__Assigned task__
Retype the whole listing, character for character.

(Beginning of Information supplied)

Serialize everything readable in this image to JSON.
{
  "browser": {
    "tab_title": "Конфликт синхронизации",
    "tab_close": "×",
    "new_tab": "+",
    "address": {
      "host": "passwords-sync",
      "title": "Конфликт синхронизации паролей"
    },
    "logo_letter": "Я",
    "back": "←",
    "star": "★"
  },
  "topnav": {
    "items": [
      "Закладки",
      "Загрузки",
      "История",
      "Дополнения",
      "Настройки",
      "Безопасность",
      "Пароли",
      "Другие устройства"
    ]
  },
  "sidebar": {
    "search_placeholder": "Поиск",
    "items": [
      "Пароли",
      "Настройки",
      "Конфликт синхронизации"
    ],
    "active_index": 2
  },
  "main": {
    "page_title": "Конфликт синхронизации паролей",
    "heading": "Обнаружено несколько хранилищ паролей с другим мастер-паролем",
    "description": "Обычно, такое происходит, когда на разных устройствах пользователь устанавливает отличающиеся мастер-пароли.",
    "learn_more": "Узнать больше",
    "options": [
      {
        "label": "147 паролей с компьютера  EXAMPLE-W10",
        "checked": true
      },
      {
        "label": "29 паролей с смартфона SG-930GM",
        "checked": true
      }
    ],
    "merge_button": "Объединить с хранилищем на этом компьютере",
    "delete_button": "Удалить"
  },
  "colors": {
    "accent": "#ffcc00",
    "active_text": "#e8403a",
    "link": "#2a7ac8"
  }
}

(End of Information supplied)

__Response below__
Serialize everything readable in this image to JSON.
{
  "browser": {
    "tab_title": "Конфликт синхронизации",
    "tab_close": "×",
    "new_tab": "+",
    "address": {
      "host": "passwords-sync",
      "title": "Конфликт синхронизации паролей"
    },
    "logo_letter": "Я",
    "back": "←",
    "star": "★"
  },
  "topnav": {
    "items": [
      "Закладки",
      "Загрузки",
      "История",
      "Дополнения",
      "Настройки",
      "Безопасность",
      "Пароли",
      "Другие устройства"
    ]
  },
  "sidebar": {
    "search_placeholder": "Поиск",
    "items": [
      "Пароли",
      "Настройки",
      "Конфликт синхронизации"
    ],
    "active_index": 2
  },
  "main": {
    "page_title": "Конфликт синхронизации паролей",
    "heading": "Обнаружено несколько хранилищ паролей с другим мастер-паролем",
    "description": "Обычно, такое происходит, когда на разных устройствах пользователь устанавливает отличающиеся мастер-пароли.",
    "learn_more": "Узнать больше",
    "options": [
      {
        "label": "147 паролей с компьютера  EXAMPLE-W10",
        "checked": true
      },
      {
        "label": "29 паролей с смартфона SG-930GM",
        "checked": true
      }
    ],
    "merge_button": "Объединить с хранилищем на этом компьютере",
    "delete_button": "Удалить"
  },
  "colors": {
    "accent": "#ffcc00",
    "active_text": "#e8403a",
    "link": "#2a7ac8"
  }
}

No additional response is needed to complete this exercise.